We’ve created a cheat-sheet with 19 quickly-defined terms, so busy managers (like you) have an always-accessible reference point for your must-know terms. Keep it handy for those days where the caffeine isn’t quite kicking in or you rolled out of bed a little late.
Your Customer Service Key Terms Cheat Sheet (in alphabetical order)
1. Agents – Front-line customer service representatives who handle customer interactions and troubleshoot external-facing problems in your call center or contact center. Also known as, the friendly faces of your brand.
2. Agent Empowerment – How an agent feels (their attitude) about the community and support they receive when performing their job-related tasks. Agent empowerment is really about giving agents the tools they need to provide better customer care.
3. Agent Experience (AX) – the holistic view of how empowered, efficient, and effective your agents are.
4. Big Data – Deep, complete data and analytics driven by your team’s interactions that lets you forecast for all activity types, all channels, queue activities, and even in-line agent training.
5. Call Center – A call center is dedicated to handling a high volume of phone calls. Call centers can be inbound service departments or outbound sales departments. But, either way, they only handle phone calls.
6. Churn – When an existing customer or user cuts ties with a company and stops doing business with them.
7. Cloud-Native – A flexible and scalable software architecture that allows companies to streamline IT processes, eliminate costly on-premise hardware, reduce overhead costs, and automate system updates.
8. Coaching – Agent training and development delivered by way of feedback, in-person conversations, frequent micro-lessons, in-line training, and consistent check-ins with your team members. Coaching steps beyond management and focusing on continuously giving your agents the guidance and resources they need to do better work.
9. Contact Center – A modernized version of a call center that’s designed to handle a high volume of multi- and omni-channel communications. Using the term contact center instead of call center makes the distinction that agents not only take calls, but monitor any number of other channels in real-time, too.
10. CSAT – Short for Customer Satisfaction, CSAT is the average satisfaction score that customers give to a specific experience they had with your organization.
11. Customer Experience (CX) – The feelings and perceptions a customer has about the sum of every interaction they’ve had with a brand over the course of their relationship with a company. Every customer touchpoint throughout their journey melds together to create one holistic experience.
12. Customer Journey – The sum of every interaction a customer has with a brand over the course of their relationship with a company. The customer journey keeps track of a customer’s every touchpoint and path with a brand.

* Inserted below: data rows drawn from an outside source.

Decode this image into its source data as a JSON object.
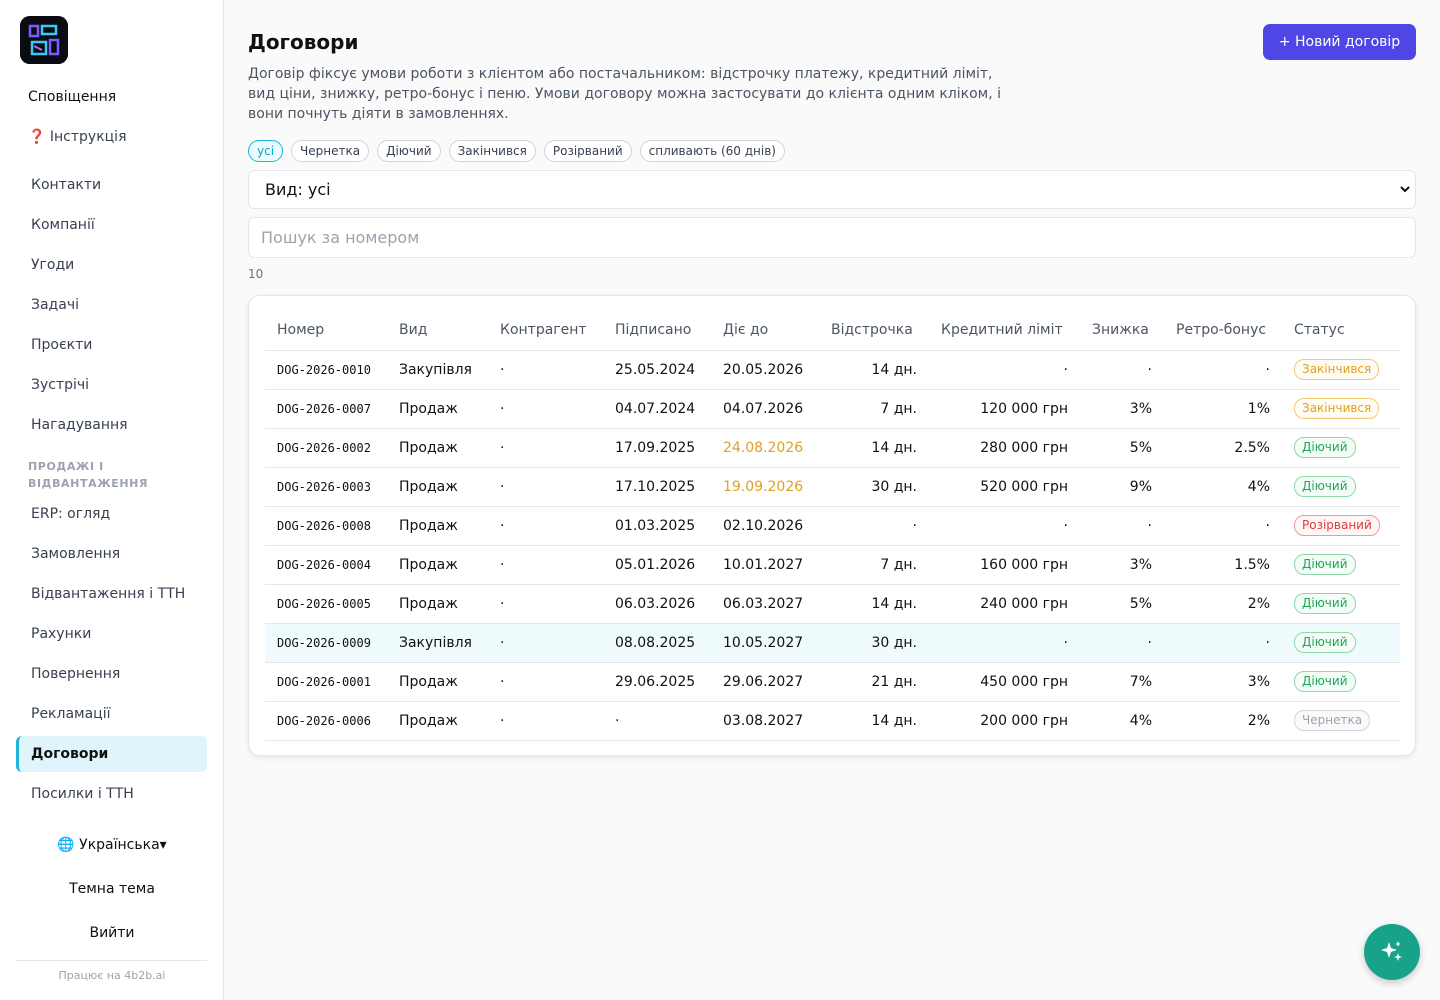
{
  "sidebar": {
    "notifications": "Сповіщення",
    "instructions": "❓ Інструкція",
    "items": [
      "Контакти",
      "Компанії",
      "Угоди",
      "Задачі",
      "Проєкти",
      "Зустрічі",
      "Нагадування"
    ],
    "section_label": "ПРОДАЖІ І ВІДВАНТАЖЕННЯ",
    "sales_items": [
      "ERP: огляд",
      "Замовлення",
      "Відвантаження і ТТН",
      "Рахунки",
      "Повернення",
      "Рекламації",
      "Договори",
      "Посилки і ТТН"
    ],
    "active_item": "Договори",
    "language": "🌐 Українська▾",
    "theme": "Темна тема",
    "logout": "Вийти",
    "powered_by": "Працює на 4b2b.ai"
  },
  "header": {
    "title": "Договори",
    "new_button": "+ Новий договір",
    "description": "Договір фіксує умови роботи з клієнтом або постачальником: відстрочку платежу, кредитний ліміт, вид ціни, знижку, ретро-бонус і пеню. Умови договору можна застосувати до клієнта одним кліком, і вони почнуть діяти в замовленнях."
  },
  "filters": {
    "chips": [
      "усі",
      "Чернетка",
      "Діючий",
      "Закінчився",
      "Розірваний",
      "спливають (60 днів)"
    ],
    "active_chip": "усі",
    "type_select": "Вид: усі",
    "search_placeholder": "Пошук за номером",
    "count": "10"
  },
  "table": {
    "columns": [
      "Номер",
      "Вид",
      "Контрагент",
      "Підписано",
      "Діє до",
      "Відстрочка",
      "Кредитний ліміт",
      "Знижка",
      "Ретро-бонус",
      "Статус"
    ],
    "rows": [
      {
        "number": "DOG-2026-0010",
        "type": "Закупівля",
        "counterparty": "·",
        "signed": "25.05.2024",
        "valid_until": "20.05.2026",
        "deferral": "14 дн.",
        "credit_limit": "·",
        "discount": "·",
        "retro_bonus": "·",
        "status": "Закінчився",
        "status_kind": "ended",
        "expiring": false,
        "highlighted": false
      },
      {
        "number": "DOG-2026-0007",
        "type": "Продаж",
        "counterparty": "·",
        "signed": "04.07.2024",
        "valid_until": "04.07.2026",
        "deferral": "7 дн.",
        "credit_limit": "120 000 грн",
        "discount": "3%",
        "retro_bonus": "1%",
        "status": "Закінчився",
        "status_kind": "ended",
        "expiring": false,
        "highlighted": false
      },
      {
        "number": "DOG-2026-0002",
        "type": "Продаж",
        "counterparty": "·",
        "signed": "17.09.2025",
        "valid_until": "24.08.2026",
        "deferral": "14 дн.",
        "credit_limit": "280 000 грн",
        "discount": "5%",
        "retro_bonus": "2.5%",
        "status": "Діючий",
        "status_kind": "active",
        "expiring": true,
        "highlighted": false
      },
      {
        "number": "DOG-2026-0003",
        "type": "Продаж",
        "counterparty": "·",
        "signed": "17.10.2025",
        "valid_until": "19.09.2026",
        "deferral": "30 дн.",
        "credit_limit": "520 000 грн",
        "discount": "9%",
        "retro_bonus": "4%",
        "status": "Діючий",
        "status_kind": "active",
        "expiring": true,
        "highlighted": false
      },
      {
        "number": "DOG-2026-0008",
        "type": "Продаж",
        "counterparty": "·",
        "signed": "01.03.2025",
        "valid_until": "02.10.2026",
        "deferral": "·",
        "credit_limit": "·",
        "discount": "·",
        "retro_bonus": "·",
        "status": "Розірваний",
        "status_kind": "term",
        "expiring": false,
        "highlighted": false
      },
      {
        "number": "DOG-2026-0004",
        "type": "Продаж",
        "counterparty": "·",
        "signed": "05.01.2026",
        "valid_until": "10.01.2027",
        "deferral": "7 дн.",
        "credit_limit": "160 000 грн",
        "discount": "3%",
        "retro_bonus": "1.5%",
        "status": "Діючий",
        "status_kind": "active",
        "expiring": false,
        "highlighted": false
      },
      {
        "number": "DOG-2026-0005",
        "type": "Продаж",
        "counterparty": "·",
        "signed": "06.03.2026",
        "valid_until": "06.03.2027",
        "deferral": "14 дн.",
        "credit_limit": "240 000 грн",
        "discount": "5%",
        "retro_bonus": "2%",
        "status": "Діючий",
        "status_kind": "active",
        "expiring": false,
        "highlighted": false
      },
      {
        "number": "DOG-2026-0009",
        "type": "Закупівля",
        "counterparty": "·",
        "signed": "08.08.2025",
        "valid_until": "10.05.2027",
        "deferral": "30 дн.",
        "credit_limit": "·",
        "discount": "·",
        "retro_bonus": "·",
        "status": "Діючий",
        "status_kind": "active",
        "expiring": false,
        "highlighted": true
      },
      {
        "number": "DOG-2026-0001",
        "type": "Продаж",
        "counterparty": "·",
        "signed": "29.06.2025",
        "valid_until": "29.06.2027",
        "deferral": "21 дн.",
        "credit_limit": "450 000 грн",
        "discount": "7%",
        "retro_bonus": "3%",
        "status": "Діючий",
        "status_kind": "active",
        "expiring": false,
        "highlighted": false
      },
      {
        "number": "DOG-2026-0006",
        "type": "Продаж",
        "counterparty": "·",
        "signed": "·",
        "valid_until": "03.08.2027",
        "deferral": "14 дн.",
        "credit_limit": "200 000 грн",
        "discount": "4%",
        "retro_bonus": "2%",
        "status": "Чернетка",
        "status_kind": "draft",
        "expiring": false,
        "highlighted": false
      }
    ]
  },
  "colors": {
    "accent": "#4f46e5",
    "active_nav": "#dff4fb",
    "expiring_date": "#e0a020",
    "status_active": "#22a55a",
    "status_ended": "#e0a020",
    "status_terminated": "#dc3b3b",
    "status_draft": "#9ca3af",
    "fab": "#17a389"
  },
  "icons": {
    "fab": "sparkle-icon",
    "select": "chevron-down-icon"
  }
}
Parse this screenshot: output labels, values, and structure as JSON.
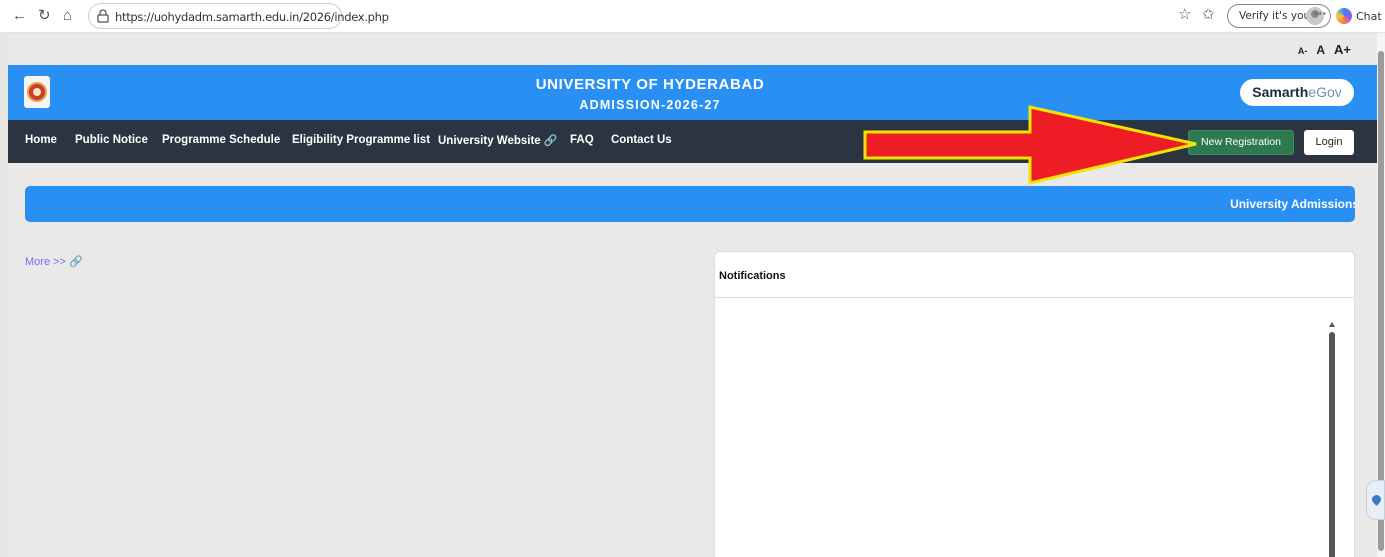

13. Customer Lifetime Value – The overall revenue and impact that one customer has on a company throughout the duration of their relationship with that company.
14. First Call Resolution – When your customer’s inquiry or problem is resolved in a single contact.
15. In-line Training – Contextual feedback and micro-learning lessons managers deliver to customer service agents in their queue.
16. Micro-Learning – A method of agent training that puts miniature lessons into their queue for quick and convenient review.
17. NPS – An abbreviation for Net Promoter Score, NPS is the percentage of your customers who would, or wouldn’t, recommend your company to their friends, family, or colleagues.
18. Omni-channel – An omni-channel platform provides customer service and sales teams the ability to communicate with customers how they prefer (over any channel, like SMS, chat, video, or calls) while also providing the ability to switch between any of these channels with a click of a button.
19. SLA (Service Level Agreement) – This is an essential piece in vendor contracts that describes what kind of service and guidance a customer can expect from a company once they start doing business. Good SLAs detail how that level of service will be measured and what the customer will get in return if the vendor can’t meet the standards they originally lay out.
Okay, enough with the technical terms. We’re cutting the list short (because we could go on for days), but we’re working on a more comprehensive list for those of you who like a nice, hefty read every once in a while. In the meantime, visit our contact center metrics and calculations article to learn what metrics you should be tracking (and how to track them)!